WHAT IS BEING ASKED:
Return each line of the records below that contains the word "this".

PROVIDED DATA:
+-------+
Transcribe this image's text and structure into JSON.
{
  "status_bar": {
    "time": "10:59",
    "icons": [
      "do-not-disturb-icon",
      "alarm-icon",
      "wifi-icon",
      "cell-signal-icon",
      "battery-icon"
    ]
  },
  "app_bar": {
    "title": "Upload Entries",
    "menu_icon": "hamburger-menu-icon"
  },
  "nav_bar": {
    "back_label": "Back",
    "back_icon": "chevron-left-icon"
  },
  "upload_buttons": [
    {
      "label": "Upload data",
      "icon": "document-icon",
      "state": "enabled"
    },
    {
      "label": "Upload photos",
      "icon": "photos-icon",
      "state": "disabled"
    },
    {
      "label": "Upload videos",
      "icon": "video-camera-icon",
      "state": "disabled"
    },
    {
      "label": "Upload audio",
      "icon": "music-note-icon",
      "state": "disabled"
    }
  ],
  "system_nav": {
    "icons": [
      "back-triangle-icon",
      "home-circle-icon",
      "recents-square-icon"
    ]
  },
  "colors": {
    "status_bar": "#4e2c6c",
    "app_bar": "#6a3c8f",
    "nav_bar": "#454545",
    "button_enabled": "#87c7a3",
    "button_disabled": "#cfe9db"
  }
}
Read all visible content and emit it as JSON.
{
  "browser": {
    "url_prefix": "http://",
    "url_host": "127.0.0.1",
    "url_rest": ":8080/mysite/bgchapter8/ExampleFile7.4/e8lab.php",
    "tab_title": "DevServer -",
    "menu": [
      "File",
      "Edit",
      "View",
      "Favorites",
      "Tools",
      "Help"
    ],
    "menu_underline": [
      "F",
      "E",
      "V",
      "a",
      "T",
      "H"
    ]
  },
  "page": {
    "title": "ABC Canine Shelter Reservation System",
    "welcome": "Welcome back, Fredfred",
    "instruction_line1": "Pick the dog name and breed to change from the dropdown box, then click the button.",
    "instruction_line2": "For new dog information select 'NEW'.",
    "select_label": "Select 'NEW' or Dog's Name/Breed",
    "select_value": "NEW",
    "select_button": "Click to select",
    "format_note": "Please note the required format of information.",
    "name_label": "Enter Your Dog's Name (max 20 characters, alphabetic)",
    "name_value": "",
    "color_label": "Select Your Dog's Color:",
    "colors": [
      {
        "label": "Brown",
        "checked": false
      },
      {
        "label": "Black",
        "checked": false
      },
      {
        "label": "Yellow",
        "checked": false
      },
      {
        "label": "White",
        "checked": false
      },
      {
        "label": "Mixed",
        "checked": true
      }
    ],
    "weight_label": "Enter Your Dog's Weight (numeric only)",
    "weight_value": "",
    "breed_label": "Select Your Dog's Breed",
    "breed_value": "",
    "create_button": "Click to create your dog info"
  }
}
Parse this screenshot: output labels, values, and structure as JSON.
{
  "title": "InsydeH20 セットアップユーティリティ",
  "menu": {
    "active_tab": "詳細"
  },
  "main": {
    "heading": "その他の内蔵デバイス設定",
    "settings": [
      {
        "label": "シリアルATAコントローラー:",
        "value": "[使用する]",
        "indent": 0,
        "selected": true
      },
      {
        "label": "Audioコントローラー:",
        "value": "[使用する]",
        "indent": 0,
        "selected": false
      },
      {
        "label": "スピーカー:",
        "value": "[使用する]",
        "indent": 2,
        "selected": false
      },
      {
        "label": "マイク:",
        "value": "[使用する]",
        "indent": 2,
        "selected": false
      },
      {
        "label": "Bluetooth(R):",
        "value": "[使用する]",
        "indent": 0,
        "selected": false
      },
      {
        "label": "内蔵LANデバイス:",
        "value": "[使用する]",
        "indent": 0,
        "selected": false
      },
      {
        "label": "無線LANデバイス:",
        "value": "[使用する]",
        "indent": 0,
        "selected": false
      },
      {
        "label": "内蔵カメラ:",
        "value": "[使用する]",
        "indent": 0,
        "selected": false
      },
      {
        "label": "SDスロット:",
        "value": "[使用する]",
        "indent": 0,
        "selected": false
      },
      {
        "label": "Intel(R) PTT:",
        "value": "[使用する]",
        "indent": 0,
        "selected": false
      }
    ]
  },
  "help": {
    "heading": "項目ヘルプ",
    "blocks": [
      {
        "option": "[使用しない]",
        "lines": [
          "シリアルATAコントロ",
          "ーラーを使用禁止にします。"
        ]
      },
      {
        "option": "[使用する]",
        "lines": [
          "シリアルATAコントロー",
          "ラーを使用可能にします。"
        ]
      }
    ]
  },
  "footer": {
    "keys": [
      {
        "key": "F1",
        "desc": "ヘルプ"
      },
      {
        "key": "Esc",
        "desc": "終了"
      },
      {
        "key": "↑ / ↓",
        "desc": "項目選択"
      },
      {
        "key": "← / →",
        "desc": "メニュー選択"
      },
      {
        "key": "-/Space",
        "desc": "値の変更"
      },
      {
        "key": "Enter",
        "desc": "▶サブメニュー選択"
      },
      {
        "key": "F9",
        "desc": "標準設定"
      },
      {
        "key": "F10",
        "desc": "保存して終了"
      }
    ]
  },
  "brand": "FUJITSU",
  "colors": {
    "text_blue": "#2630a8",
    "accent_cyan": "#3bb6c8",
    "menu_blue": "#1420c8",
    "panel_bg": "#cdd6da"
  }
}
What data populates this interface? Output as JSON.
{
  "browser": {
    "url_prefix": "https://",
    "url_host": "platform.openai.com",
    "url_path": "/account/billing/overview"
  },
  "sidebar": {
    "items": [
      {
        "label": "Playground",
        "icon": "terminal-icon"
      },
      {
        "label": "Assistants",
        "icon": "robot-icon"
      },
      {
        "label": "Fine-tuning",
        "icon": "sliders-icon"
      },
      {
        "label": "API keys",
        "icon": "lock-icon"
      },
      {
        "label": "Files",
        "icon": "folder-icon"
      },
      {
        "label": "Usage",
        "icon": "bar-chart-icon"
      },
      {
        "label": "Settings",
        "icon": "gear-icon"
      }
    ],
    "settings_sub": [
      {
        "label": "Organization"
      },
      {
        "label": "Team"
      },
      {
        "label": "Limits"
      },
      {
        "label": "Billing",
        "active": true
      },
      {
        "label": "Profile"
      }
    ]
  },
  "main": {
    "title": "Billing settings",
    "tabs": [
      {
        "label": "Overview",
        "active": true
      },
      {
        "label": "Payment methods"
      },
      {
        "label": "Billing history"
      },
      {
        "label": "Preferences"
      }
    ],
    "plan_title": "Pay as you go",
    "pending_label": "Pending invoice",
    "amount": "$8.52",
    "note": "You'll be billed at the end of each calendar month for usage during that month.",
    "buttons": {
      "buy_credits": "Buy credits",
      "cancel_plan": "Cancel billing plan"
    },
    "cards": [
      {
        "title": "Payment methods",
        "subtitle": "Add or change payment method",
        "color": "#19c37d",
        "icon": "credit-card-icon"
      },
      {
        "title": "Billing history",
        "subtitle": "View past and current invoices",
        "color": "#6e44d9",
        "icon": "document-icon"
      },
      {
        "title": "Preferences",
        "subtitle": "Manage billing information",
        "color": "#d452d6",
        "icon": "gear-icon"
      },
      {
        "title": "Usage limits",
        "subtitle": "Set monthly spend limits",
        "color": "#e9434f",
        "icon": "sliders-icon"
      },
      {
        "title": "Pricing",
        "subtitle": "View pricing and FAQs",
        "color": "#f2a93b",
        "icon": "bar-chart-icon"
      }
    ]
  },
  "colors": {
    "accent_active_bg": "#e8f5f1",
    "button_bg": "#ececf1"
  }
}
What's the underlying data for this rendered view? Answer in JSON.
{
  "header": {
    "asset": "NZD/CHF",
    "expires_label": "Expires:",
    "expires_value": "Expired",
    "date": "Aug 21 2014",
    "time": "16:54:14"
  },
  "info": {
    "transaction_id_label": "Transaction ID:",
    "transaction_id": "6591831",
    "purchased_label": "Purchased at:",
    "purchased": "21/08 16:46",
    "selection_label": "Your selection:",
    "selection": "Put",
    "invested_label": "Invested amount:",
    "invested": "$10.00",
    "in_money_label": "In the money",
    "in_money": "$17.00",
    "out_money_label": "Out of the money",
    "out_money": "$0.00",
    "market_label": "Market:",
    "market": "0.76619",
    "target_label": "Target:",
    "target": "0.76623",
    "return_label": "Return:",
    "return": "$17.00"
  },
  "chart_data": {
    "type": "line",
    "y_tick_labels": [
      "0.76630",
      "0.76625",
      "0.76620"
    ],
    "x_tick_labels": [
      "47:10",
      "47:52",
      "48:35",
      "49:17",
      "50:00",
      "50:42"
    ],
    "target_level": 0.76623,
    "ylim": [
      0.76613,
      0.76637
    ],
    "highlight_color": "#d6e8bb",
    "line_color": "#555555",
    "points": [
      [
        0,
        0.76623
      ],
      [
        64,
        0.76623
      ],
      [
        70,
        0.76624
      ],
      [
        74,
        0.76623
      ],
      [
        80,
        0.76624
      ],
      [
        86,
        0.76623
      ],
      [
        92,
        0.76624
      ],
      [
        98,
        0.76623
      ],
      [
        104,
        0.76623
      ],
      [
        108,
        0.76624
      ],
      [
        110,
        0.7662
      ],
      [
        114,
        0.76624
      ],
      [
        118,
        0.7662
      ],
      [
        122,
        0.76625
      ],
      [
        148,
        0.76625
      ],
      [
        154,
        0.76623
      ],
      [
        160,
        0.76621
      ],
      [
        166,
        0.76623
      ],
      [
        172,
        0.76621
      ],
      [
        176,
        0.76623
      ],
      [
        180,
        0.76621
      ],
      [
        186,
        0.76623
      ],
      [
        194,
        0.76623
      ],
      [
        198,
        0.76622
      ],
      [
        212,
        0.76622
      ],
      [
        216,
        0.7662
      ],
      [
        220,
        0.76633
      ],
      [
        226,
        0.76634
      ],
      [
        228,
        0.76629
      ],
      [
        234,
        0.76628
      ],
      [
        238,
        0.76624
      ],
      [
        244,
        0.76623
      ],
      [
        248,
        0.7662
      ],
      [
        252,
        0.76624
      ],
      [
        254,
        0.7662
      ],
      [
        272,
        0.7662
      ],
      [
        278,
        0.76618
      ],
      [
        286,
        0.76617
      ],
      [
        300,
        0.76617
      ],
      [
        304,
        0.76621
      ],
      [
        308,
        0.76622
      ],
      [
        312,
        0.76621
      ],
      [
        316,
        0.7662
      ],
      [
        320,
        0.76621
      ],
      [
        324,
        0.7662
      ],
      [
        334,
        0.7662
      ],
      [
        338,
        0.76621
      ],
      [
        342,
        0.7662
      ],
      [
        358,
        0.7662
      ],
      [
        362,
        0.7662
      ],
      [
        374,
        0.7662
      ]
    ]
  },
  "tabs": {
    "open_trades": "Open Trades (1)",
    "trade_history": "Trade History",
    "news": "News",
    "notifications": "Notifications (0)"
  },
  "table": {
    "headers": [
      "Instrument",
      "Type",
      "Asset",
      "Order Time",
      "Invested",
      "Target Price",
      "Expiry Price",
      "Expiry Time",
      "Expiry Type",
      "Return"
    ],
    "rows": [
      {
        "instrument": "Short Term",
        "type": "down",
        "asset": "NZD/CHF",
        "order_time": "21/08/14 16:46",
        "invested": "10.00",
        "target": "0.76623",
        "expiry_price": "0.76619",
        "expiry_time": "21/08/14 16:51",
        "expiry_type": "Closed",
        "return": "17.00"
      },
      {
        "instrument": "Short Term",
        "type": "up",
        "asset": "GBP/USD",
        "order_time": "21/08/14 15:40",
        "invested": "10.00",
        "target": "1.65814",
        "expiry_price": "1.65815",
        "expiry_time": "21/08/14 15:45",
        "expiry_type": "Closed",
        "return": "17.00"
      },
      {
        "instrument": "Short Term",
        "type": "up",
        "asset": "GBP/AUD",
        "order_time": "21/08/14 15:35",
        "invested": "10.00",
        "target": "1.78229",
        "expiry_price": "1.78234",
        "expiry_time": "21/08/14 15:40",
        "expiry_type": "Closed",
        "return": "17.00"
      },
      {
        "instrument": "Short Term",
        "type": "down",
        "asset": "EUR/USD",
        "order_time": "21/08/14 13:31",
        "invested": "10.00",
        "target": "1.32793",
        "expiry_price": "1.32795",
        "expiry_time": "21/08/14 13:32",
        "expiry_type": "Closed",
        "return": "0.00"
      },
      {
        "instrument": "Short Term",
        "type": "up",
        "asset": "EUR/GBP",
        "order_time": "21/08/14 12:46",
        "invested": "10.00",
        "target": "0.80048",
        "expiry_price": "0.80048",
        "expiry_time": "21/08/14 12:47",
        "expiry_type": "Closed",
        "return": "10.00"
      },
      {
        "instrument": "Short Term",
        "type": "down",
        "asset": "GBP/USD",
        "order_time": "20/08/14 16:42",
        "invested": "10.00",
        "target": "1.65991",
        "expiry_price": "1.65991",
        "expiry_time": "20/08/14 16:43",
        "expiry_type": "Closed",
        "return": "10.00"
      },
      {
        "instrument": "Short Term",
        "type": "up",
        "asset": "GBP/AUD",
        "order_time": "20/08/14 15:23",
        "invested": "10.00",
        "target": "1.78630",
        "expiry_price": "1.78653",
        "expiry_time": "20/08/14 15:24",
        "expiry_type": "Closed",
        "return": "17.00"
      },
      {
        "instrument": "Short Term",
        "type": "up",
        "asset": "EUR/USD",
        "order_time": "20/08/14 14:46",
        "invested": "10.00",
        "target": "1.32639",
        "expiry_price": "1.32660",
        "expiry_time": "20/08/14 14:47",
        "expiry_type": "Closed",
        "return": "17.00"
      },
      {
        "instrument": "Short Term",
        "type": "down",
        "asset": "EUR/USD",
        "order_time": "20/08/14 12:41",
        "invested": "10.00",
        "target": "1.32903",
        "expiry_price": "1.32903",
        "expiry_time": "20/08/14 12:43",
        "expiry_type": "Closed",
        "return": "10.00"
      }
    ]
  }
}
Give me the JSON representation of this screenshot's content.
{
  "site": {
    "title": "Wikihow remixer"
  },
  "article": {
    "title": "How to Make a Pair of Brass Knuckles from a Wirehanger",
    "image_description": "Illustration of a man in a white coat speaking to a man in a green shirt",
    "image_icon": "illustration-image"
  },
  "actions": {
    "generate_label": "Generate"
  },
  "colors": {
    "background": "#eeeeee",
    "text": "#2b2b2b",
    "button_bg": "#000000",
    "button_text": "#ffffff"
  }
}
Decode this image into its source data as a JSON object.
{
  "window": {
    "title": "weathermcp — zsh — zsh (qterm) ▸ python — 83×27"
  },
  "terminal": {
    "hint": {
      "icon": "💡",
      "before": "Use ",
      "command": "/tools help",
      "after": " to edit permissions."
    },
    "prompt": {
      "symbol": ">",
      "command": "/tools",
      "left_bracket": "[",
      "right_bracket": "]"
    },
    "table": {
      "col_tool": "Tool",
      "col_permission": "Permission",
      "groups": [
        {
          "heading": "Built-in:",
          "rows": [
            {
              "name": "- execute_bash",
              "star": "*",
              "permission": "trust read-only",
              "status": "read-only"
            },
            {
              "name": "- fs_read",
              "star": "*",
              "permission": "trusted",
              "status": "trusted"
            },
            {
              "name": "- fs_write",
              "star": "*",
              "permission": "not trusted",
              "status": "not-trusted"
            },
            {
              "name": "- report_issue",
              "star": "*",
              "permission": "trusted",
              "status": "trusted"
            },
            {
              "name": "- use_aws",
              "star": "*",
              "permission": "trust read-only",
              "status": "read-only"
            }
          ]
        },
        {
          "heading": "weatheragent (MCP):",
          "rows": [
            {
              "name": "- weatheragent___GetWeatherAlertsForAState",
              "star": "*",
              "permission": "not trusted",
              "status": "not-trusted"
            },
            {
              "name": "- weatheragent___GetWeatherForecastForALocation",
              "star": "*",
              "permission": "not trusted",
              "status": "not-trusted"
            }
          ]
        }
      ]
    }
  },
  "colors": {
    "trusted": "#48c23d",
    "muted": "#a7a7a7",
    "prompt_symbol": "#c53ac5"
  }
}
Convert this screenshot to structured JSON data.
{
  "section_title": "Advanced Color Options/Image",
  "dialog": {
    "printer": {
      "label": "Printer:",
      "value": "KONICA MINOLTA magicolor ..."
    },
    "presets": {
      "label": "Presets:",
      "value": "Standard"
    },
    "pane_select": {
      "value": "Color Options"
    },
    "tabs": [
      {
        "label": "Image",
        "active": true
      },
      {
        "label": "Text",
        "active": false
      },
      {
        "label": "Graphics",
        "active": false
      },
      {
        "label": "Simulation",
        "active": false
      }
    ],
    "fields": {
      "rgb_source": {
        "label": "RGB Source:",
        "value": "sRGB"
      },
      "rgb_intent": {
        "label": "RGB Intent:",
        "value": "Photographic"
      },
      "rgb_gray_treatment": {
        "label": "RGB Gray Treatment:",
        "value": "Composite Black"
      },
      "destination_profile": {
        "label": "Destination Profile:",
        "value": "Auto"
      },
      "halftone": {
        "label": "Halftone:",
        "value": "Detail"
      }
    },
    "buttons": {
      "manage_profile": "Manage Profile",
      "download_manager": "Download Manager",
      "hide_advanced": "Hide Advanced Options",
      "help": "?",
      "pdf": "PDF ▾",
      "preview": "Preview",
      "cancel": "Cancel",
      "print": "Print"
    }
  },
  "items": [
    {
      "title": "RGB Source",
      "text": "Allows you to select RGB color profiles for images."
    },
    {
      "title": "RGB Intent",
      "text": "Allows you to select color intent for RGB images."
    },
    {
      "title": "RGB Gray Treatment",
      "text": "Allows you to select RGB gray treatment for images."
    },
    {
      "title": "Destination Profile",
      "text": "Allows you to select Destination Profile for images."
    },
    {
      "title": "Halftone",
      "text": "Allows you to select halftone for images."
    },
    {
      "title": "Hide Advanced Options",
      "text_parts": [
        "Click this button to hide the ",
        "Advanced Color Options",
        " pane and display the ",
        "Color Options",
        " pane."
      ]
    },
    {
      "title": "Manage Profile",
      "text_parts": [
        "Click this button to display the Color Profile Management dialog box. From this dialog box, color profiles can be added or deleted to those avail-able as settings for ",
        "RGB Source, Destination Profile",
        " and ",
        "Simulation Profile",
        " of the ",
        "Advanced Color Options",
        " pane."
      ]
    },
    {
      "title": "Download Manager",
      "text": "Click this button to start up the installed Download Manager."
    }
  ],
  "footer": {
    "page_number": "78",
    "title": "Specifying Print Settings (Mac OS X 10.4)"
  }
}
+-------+
TASK ANSWER:
Transcribe this image's text and structure into JSON.
Parse this screenshot: output labels, values, and structure as JSON.
What data populates this interface? Output as JSON.
What's the underlying data for this rendered view? Answer in JSON.
Give me the JSON representation of this screenshot's content.
Decode this image into its source data as a JSON object.
Convert this screenshot to structured JSON data.
        "Click this button to hide the ",
        "Click this button to display the Color Profile Management dialog box. From this dialog box, color profiles can be added or deleted to those avail-able as settings for ",
      "text": "Click this button to start up the installed Download Manager."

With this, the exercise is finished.